Thomas Brown (has played 95 of the World Top 100): It surprised me that a third of the golf courses on the list were built in golf architecture’s so called “Dark Ages,” the period after the 1930s and before the new crop from Coore, Doak and Hanse. Other than Donald Ross capturing a disproportionate share, the diversity of golf designers represented is notable. Separate from the rankings, twilight-rate golf remains a favorite.
Will Davenport (has played 40 of World Top 100): I was thrilled to see 1 and 2 as Bethpage and Chambers, as I think they are the two titans of municipal golf. And speaking of Bethpage and its two nods, I wonder if we will see more imposing municipal “complex/centers” rather than the humble municipal course of old. Namely, Cobbs Creek project in Philadelphia looks to create another muni powerhouse. It will be interesting to see how that plays out.
Pete Phipps (joined panel in 2021): It goes without saying, but it’s cool to see all those resident rates so low at these sweet municipal courses. Good for all the locals who live in these communities and get to play great designs by Ross, Tillinghast, Raynor, Doak and others at such a fair price. While the rest of us may have to pay more when visiting, we’ll gladly do so in order to keep the costs down for the locals who are out there each week, year round. Putting rankings aside, the whole point of a municipal course is for the locals who aren’t members at nearby country clubs to have an affordable place to enjoy the game.
Hal Phillips (has played 71 of the World Top 100): I, too, thought the mix here was interesting and fun. Something about the municipal category allows us to recognize newer courses — in a way the panel seems less willing to do in the U.S. Top 100 context, for example. We tend to reward older courses simply for being conceived in golf’s so-called Golden Age. Being a Northeasterner, I could argue for a dozen vintage munis in place of a course like Pinon Hills. But I don’t! I also think muni favorites are highly regional, for the simple reason that we don’t tend to travel that far in order to play them. I don’t believe I’ve played 71 percent of these 30 courses. So I’m less inclined to take issue.
What deserving muni didn’t make our list that you’d like to see on our next one, and why?
Brown: Balboa Park in San Diego, but who needs to live in the present – the list of anticipated projects coming online in the next few years is impressive.
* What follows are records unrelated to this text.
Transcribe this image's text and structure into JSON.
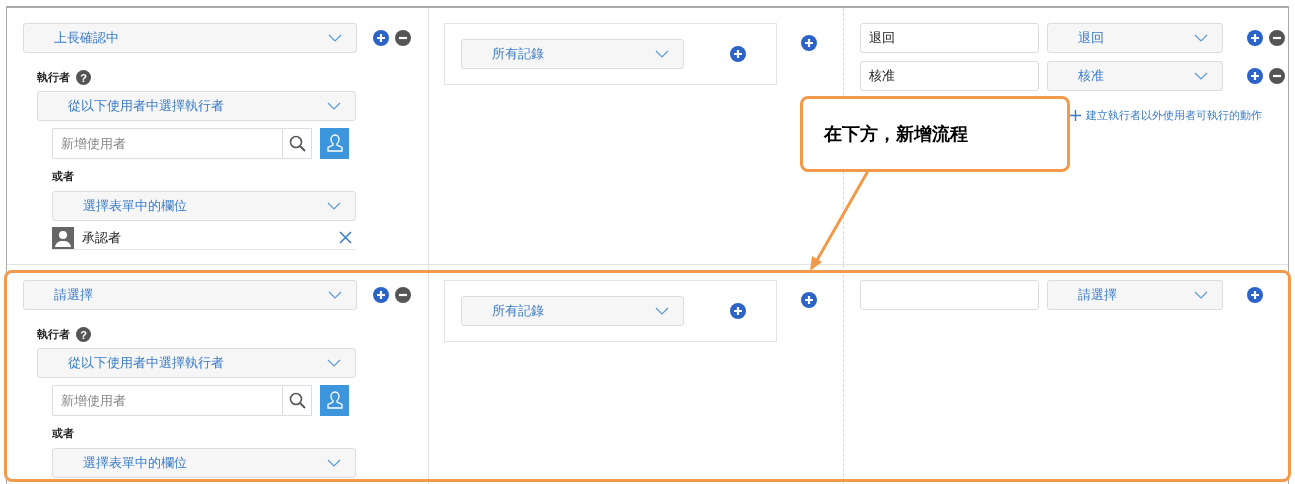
{
  "rows": [
    {
      "status": "上長確認中",
      "executor_label": "執行者",
      "help_icon": "?",
      "executor_mode": "從以下使用者中選擇執行者",
      "user_search": {
        "placeholder": "新增使用者"
      },
      "or_label": "或者",
      "field_select": "選擇表單中的欄位",
      "assignees": [
        {
          "name": "承認者"
        }
      ],
      "condition": "所有記錄",
      "actions": [
        {
          "name": "退回",
          "value": "退回",
          "removable": true
        },
        {
          "name": "核准",
          "value": "核准",
          "removable": true
        }
      ],
      "other_user_link": "建立執行者以外使用者可執行的動作",
      "highlighted": false
    },
    {
      "status": "請選擇",
      "executor_label": "執行者",
      "help_icon": "?",
      "executor_mode": "從以下使用者中選擇執行者",
      "user_search": {
        "placeholder": "新增使用者"
      },
      "or_label": "或者",
      "field_select": "選擇表單中的欄位",
      "assignees": [],
      "condition": "所有記錄",
      "actions": [
        {
          "value": "請選擇",
          "removable": false
        }
      ],
      "highlighted": true
    }
  ],
  "annotation": {
    "text": "在下方，新增流程"
  }
}
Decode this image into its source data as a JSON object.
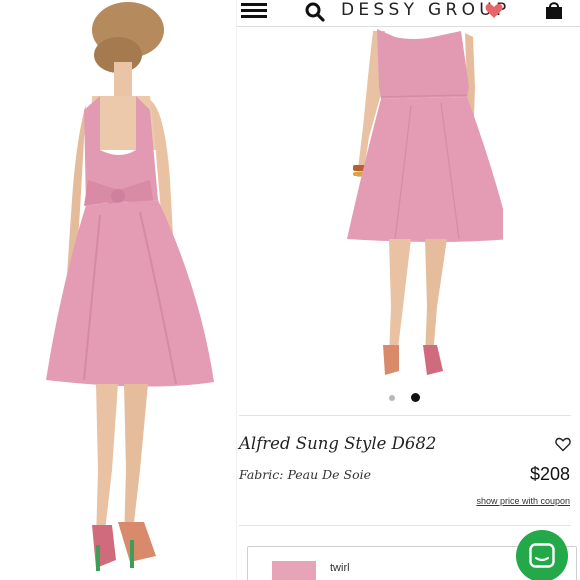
{
  "header": {
    "brand": "DESSY GROUP",
    "icons": [
      "hamburger-menu-icon",
      "search-icon",
      "heart-icon",
      "shopping-bag-icon"
    ],
    "heart_color": "#e8646a"
  },
  "gallery": {
    "total_slides": 2,
    "active_slide": 2
  },
  "product": {
    "title": "Alfred Sung Style D682",
    "fabric": "Fabric: Peau De Soie",
    "price": "$208",
    "coupon_link": "show price with coupon"
  },
  "color_selector": {
    "selected_color": "twirl",
    "swatch_color": "#e7a4b9"
  },
  "chat": {
    "icon": "chat-bubble-icon",
    "color": "#23a84a"
  },
  "colors": {
    "dress_pink": "#e29ab2",
    "accent_green": "#23a84a"
  }
}
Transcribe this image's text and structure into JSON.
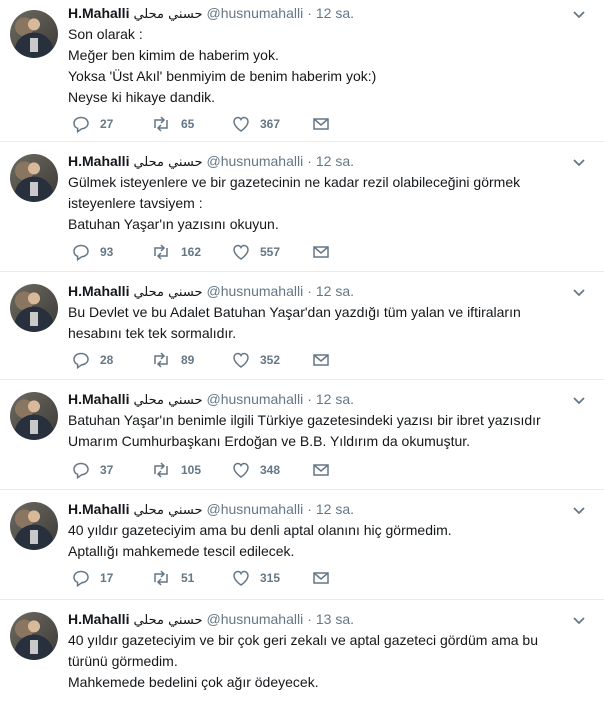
{
  "tweets": [
    {
      "author": "H.Mahalli",
      "author_arabic": "حسني محلي",
      "handle": "@husnumahalli",
      "time": "12 sa.",
      "text": "Son olarak :\nMeğer ben kimim de haberim yok.\nYoksa 'Üst Akıl' benmiyim de benim haberim yok:)\nNeyse ki hikaye dandik.",
      "replies": "27",
      "retweets": "65",
      "likes": "367"
    },
    {
      "author": "H.Mahalli",
      "author_arabic": "حسني محلي",
      "handle": "@husnumahalli",
      "time": "12 sa.",
      "text": "Gülmek isteyenlere ve bir gazetecinin ne kadar rezil olabileceğini görmek\nisteyenlere tavsiyem :\nBatuhan Yaşar'ın yazısını okuyun.",
      "replies": "93",
      "retweets": "162",
      "likes": "557"
    },
    {
      "author": "H.Mahalli",
      "author_arabic": "حسني محلي",
      "handle": "@husnumahalli",
      "time": "12 sa.",
      "text": "Bu Devlet  ve bu Adalet Batuhan Yaşar'dan yazdığı tüm yalan ve iftiraların\nhesabını tek tek sormalıdır.",
      "replies": "28",
      "retweets": "89",
      "likes": "352"
    },
    {
      "author": "H.Mahalli",
      "author_arabic": "حسني محلي",
      "handle": "@husnumahalli",
      "time": "12 sa.",
      "text": "Batuhan Yaşar'ın benimle ilgili Türkiye gazetesindeki yazısı bir ibret yazısıdır\nUmarım Cumhurbaşkanı Erdoğan ve B.B. Yıldırım da okumuştur.",
      "replies": "37",
      "retweets": "105",
      "likes": "348"
    },
    {
      "author": "H.Mahalli",
      "author_arabic": "حسني محلي",
      "handle": "@husnumahalli",
      "time": "12 sa.",
      "text": "40 yıldır gazeteciyim ama bu denli aptal olanını hiç görmedim.\nAptallığı mahkemede tescil edilecek.",
      "replies": "17",
      "retweets": "51",
      "likes": "315"
    },
    {
      "author": "H.Mahalli",
      "author_arabic": "حسني محلي",
      "handle": "@husnumahalli",
      "time": "13 sa.",
      "text": "40 yıldır gazeteciyim ve bir çok geri zekalı ve aptal gazeteci gördüm ama bu\ntürünü görmedim.\nMahkemede bedelini çok ağır ödeyecek.",
      "replies": "",
      "retweets": "",
      "likes": ""
    }
  ],
  "icons": {
    "reply": "reply-icon",
    "retweet": "retweet-icon",
    "like": "heart-icon",
    "dm": "envelope-icon",
    "menu": "chevron-down-icon"
  },
  "colors": {
    "icon": "#657786",
    "divider": "#e6ecf0",
    "text": "#14171a"
  }
}
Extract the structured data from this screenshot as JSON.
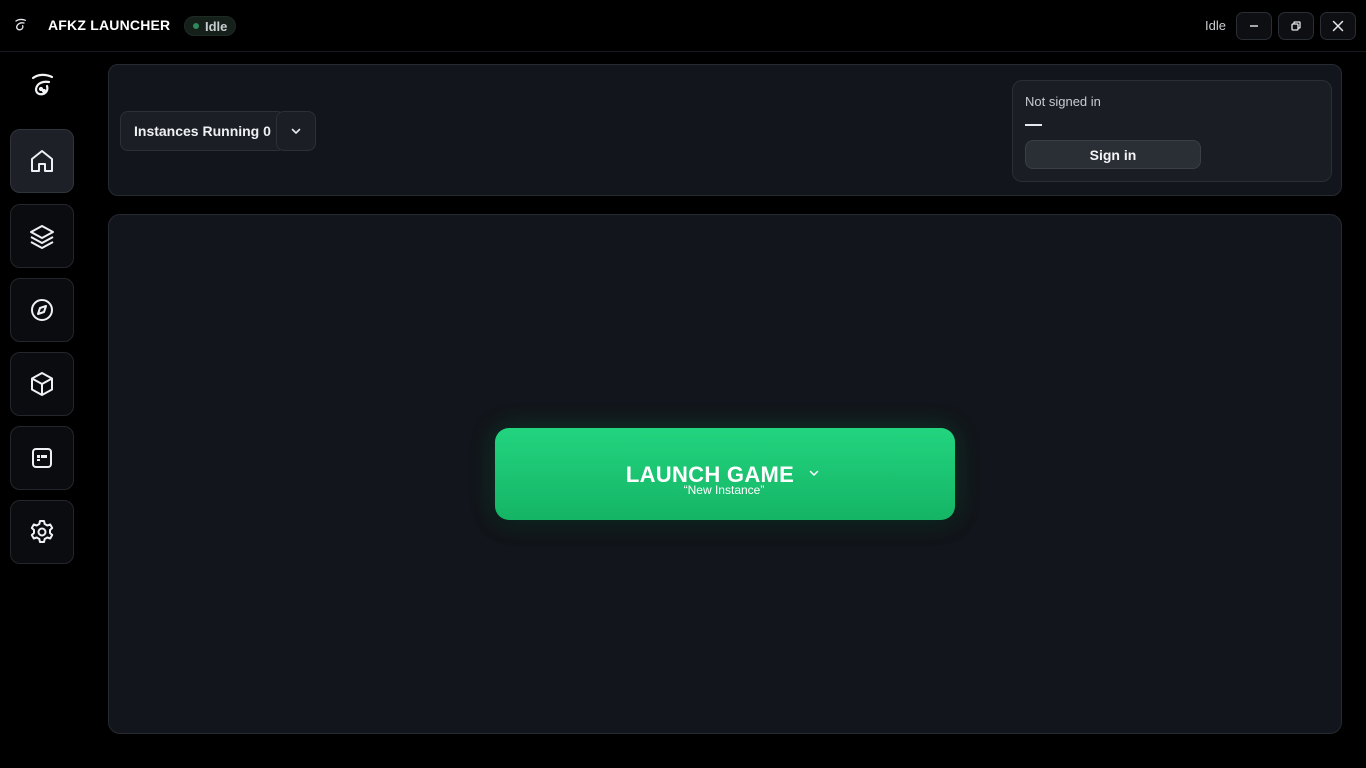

Last month I was able to walk West Palm Beach Golf Course in its current form as a closed, overgrown golf course and think the potential for the Hanse team to present sandbelt-style golf to a South Florida public golf audience will be the 2022 blockbuster hit.
Phipps: Laurel Hill Golf Club, run by Fairfax County outside DC, deserves a look next year. Not only is it a fun and challenging design (Bill Love, 2005), it’s a neat piece of land that tells an interesting story. The 7th hole gives you a clear view of a former Cold War-era Nike missile facility, created to fend off a Soviet attack on our nation’s capital. Then on holes 10, 11, 13 and 14 you see the old Lorton Prison, which was a functioning prison until 1975. It’s a fine course in a unique setting for a fair price, so maybe it creeps up the municipal rankings in time.
Phillips: Glad to see Triggs and George Wright and Keney Park on this list, but I would be hard pressed to argue for any of them over recently renovated Ponkapoag in Canton, Mass., or the lovely Stiles-designed Riverside in Portland, Maine. Milham Park in Kalamazoo, Mich., is a lovely municipal track, and Miacomet out on Nantucket is pretty amazing: an older, plainer nine subsequently complemented by a killer new nine. When they matched up the bunker styles, voila! And isn’t Pacific Grove a muni? If so, pretty hard to leave that one off.